King County, Washington
TWELVE REGIONAL BUSINESSES AND SCHOOLS JOIN FOOD WASTE COMPOSTING PROGRAM
The Solid Waste Division for King County recently described the 12 latest participants and their composting systems in its food waste “successful projects” report: A grocery store called Bernie and Boys Market in White Center used an Earth Tub to compost 1,350 pounds in five weeks, harvesting two cubic yards of “really nice finished compost;” At Willows Lodge in Woodinville, the resort began food waste composting on Nov. 20, 2003 and as of July 15, 2004, produced six cubic yards with an Earth Tub; To date, the Lodge has composted more than two tons of preconsumer kitchen scraps.
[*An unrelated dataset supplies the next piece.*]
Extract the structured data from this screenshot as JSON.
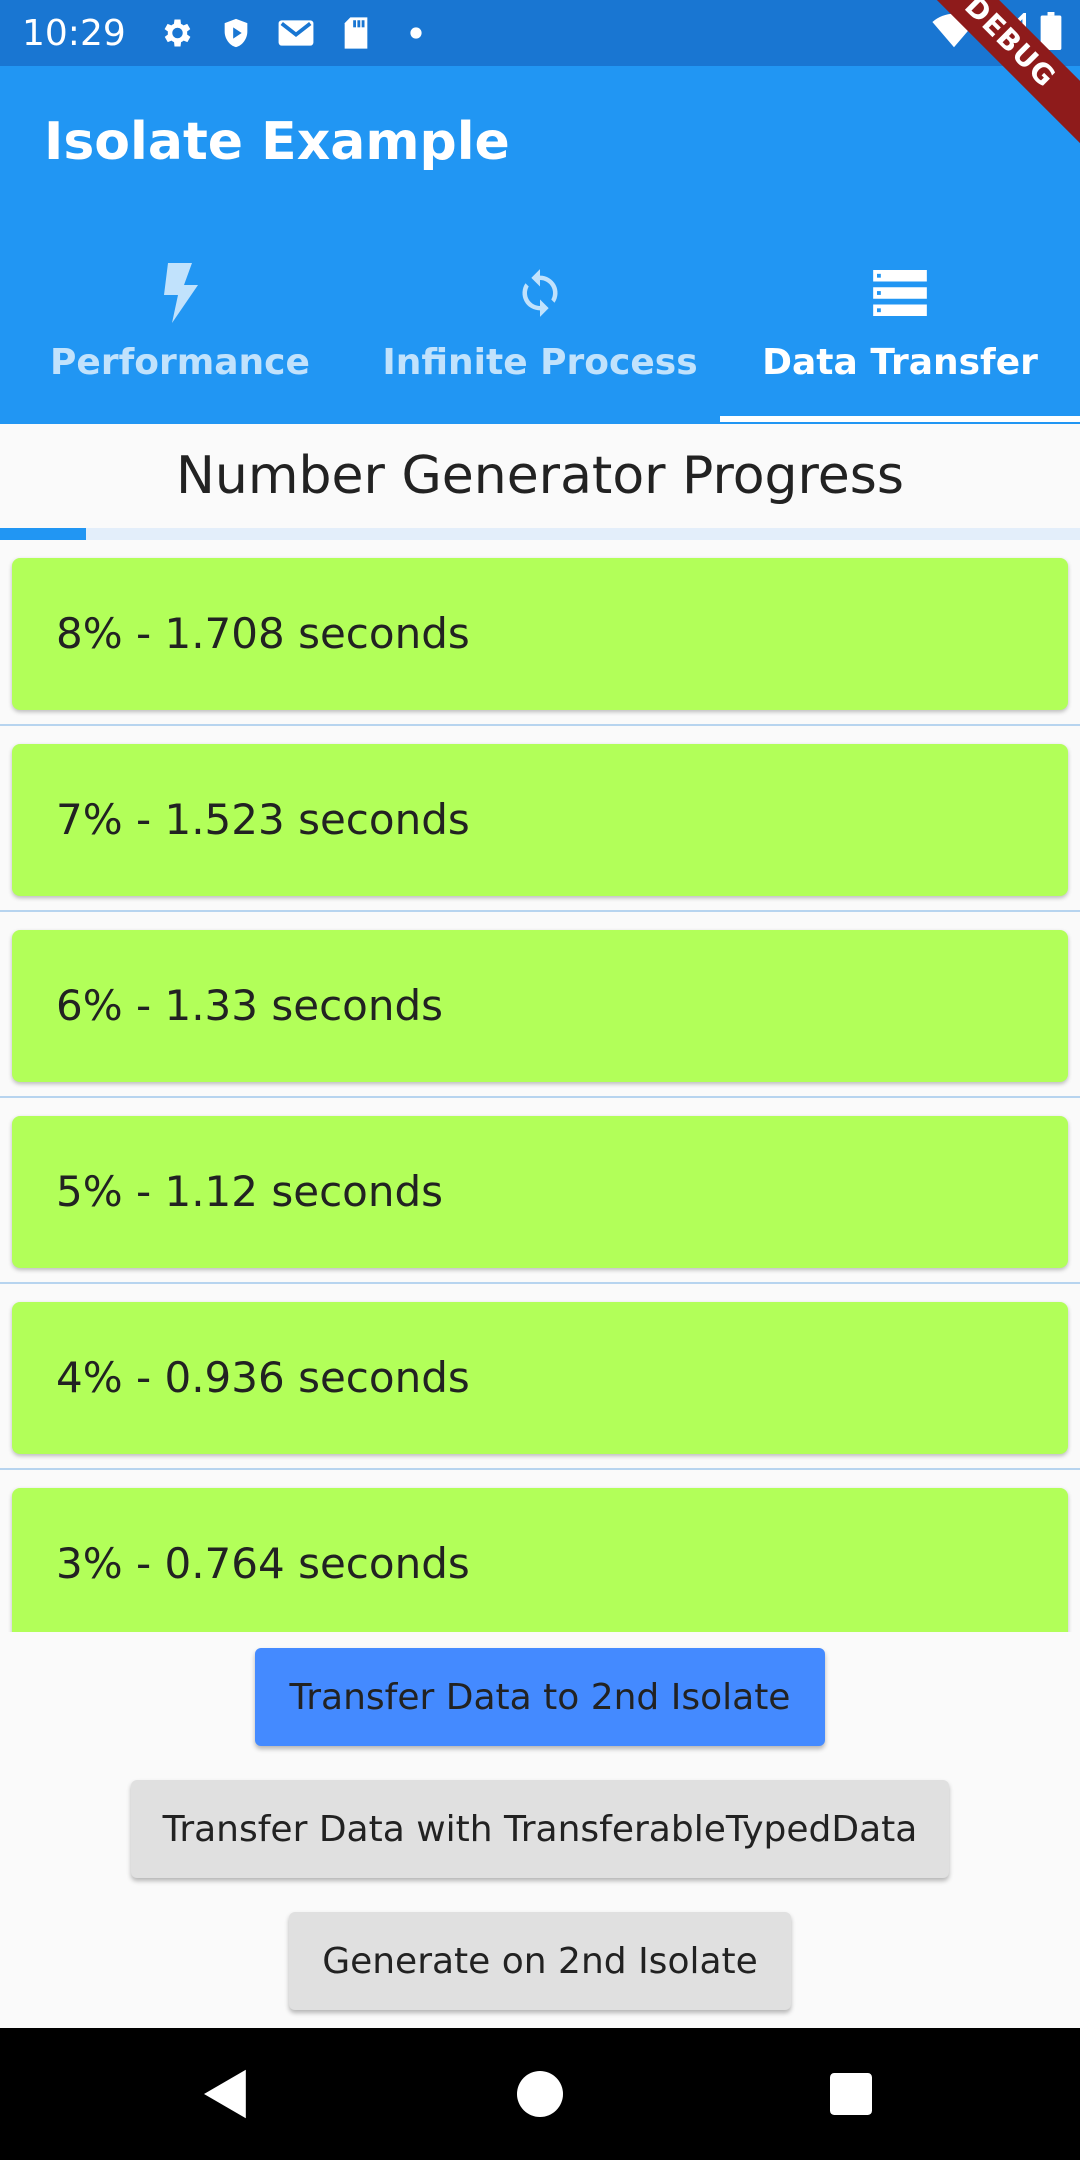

Between April 26 and June 16, 2004, the Crestwood Elementary School in Covington composted 590 pounds of food residuals, commenting: “It’s been a wonderful opportunity to engage and educate the kids;” Using the BioStack system, an office building at King Street Center in Seattle composted more than 635 pounds (“Looks great and doesn’t take up much space;” and at Schuller’s Bakery in Burien, a plywood box vermicomposter from Seattle Tilth composted some 200 pounds of food residuals, while providing a “nice home for the worms.” (See July 2004 BioCycle for earlier report.)
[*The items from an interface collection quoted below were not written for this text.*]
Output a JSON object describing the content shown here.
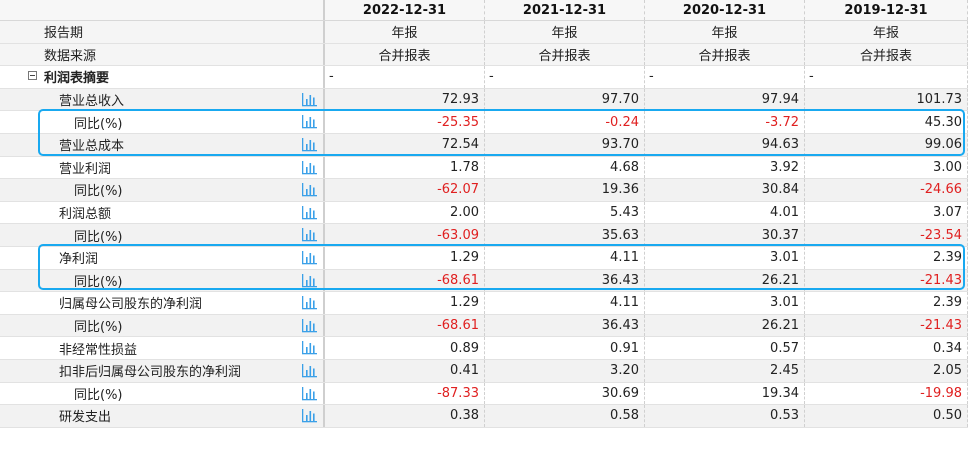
{
  "header": {
    "periods": [
      "2022-12-31",
      "2021-12-31",
      "2020-12-31",
      "2019-12-31"
    ]
  },
  "meta_rows": [
    {
      "label": "报告期",
      "values": [
        "年报",
        "年报",
        "年报",
        "年报"
      ]
    },
    {
      "label": "数据来源",
      "values": [
        "合并报表",
        "合并报表",
        "合并报表",
        "合并报表"
      ]
    }
  ],
  "section": {
    "label": "利润表摘要",
    "values": [
      "-",
      "-",
      "-",
      "-"
    ],
    "toggle_icon": "collapse-minus-icon"
  },
  "rows": [
    {
      "label": "营业总收入",
      "values": [
        "72.93",
        "97.70",
        "97.94",
        "101.73"
      ]
    },
    {
      "label": "同比(%)",
      "values": [
        "-25.35",
        "-0.24",
        "-3.72",
        "45.30"
      ]
    },
    {
      "label": "营业总成本",
      "values": [
        "72.54",
        "93.70",
        "94.63",
        "99.06"
      ]
    },
    {
      "label": "营业利润",
      "values": [
        "1.78",
        "4.68",
        "3.92",
        "3.00"
      ]
    },
    {
      "label": "同比(%)",
      "values": [
        "-62.07",
        "19.36",
        "30.84",
        "-24.66"
      ]
    },
    {
      "label": "利润总额",
      "values": [
        "2.00",
        "5.43",
        "4.01",
        "3.07"
      ]
    },
    {
      "label": "同比(%)",
      "values": [
        "-63.09",
        "35.63",
        "30.37",
        "-23.54"
      ]
    },
    {
      "label": "净利润",
      "values": [
        "1.29",
        "4.11",
        "3.01",
        "2.39"
      ]
    },
    {
      "label": "同比(%)",
      "values": [
        "-68.61",
        "36.43",
        "26.21",
        "-21.43"
      ]
    },
    {
      "label": "归属母公司股东的净利润",
      "values": [
        "1.29",
        "4.11",
        "3.01",
        "2.39"
      ]
    },
    {
      "label": "同比(%)",
      "values": [
        "-68.61",
        "36.43",
        "26.21",
        "-21.43"
      ]
    },
    {
      "label": "非经常性损益",
      "values": [
        "0.89",
        "0.91",
        "0.57",
        "0.34"
      ]
    },
    {
      "label": "扣非后归属母公司股东的净利润",
      "values": [
        "0.41",
        "3.20",
        "2.45",
        "2.05"
      ]
    },
    {
      "label": "同比(%)",
      "values": [
        "-87.33",
        "30.69",
        "19.34",
        "-19.98"
      ]
    },
    {
      "label": "研发支出",
      "values": [
        "0.38",
        "0.58",
        "0.53",
        "0.50"
      ]
    }
  ],
  "colors": {
    "negative": "#e02020",
    "highlight_border": "#19a9f0",
    "chart_icon": "#3aa0e8"
  },
  "icons": {
    "row_chart": "bar-chart-icon"
  }
}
An article in last month’s Seattle Post-Intelligencer describes how owner Joe Salle of Bernie and Boys Market gives compost to his customers. “When it’s ready, we don’t keep it very long,” says Salle. “People seem to like it.”
Raleigh, North Carolina
FIFTH ANNUAL WORM FARMING WORKSHOP AT NC STATE JUNE 9-10, 2005
Expanded to two days to cover the advanced topics in vermiculture, the 2005 worm farming workshop will tour the largest site in the Carolinas June 9, seeing equipment demonstrations of a manure solids separator, mobile bagger, feedstock, spreader and castings screener. Topics to be covered June 10 include, marketing, brewing compost tea, research and uses. Speakers include Jack Chambers of Sonoma Valley Worm Farm in California; Norman Alarcon of Ohio State University’s Soil Ecology Lab; and the organizer is Rhonda Sherman, Extension Solid Waste Specialist at NC State University, who can be e-mailed at rhonda_sherman @ncsu.edu. This is the fifth workshop she has organized on worm farming.
SECOND ANNUAL IN-VESSEL USER’S MEETING SCHEDULED FOR JULY, 2005
“Since last year’s In-Vessel conference was such a success, this small group of dedicated composters are going to get together again,” e-mails Phil Hayes from his facility at Pine top-Lakeside Sanitary District in Arizona. The 2005 meeting will be held in Edmonton, Alberta, Canada on July 18 and 19. Topics covered at the 2004 session include compost microlife, operation and maintenance of rotary kilns, odor control and operations at in-vessel facilities. For details on the 2005 conference, contact Bruce Blackett at (780) 472-9491. E-mail: email@example.com.
May 23, 2005 | General
BioCycle May 2005, Vol. 46, No. 5, p. 18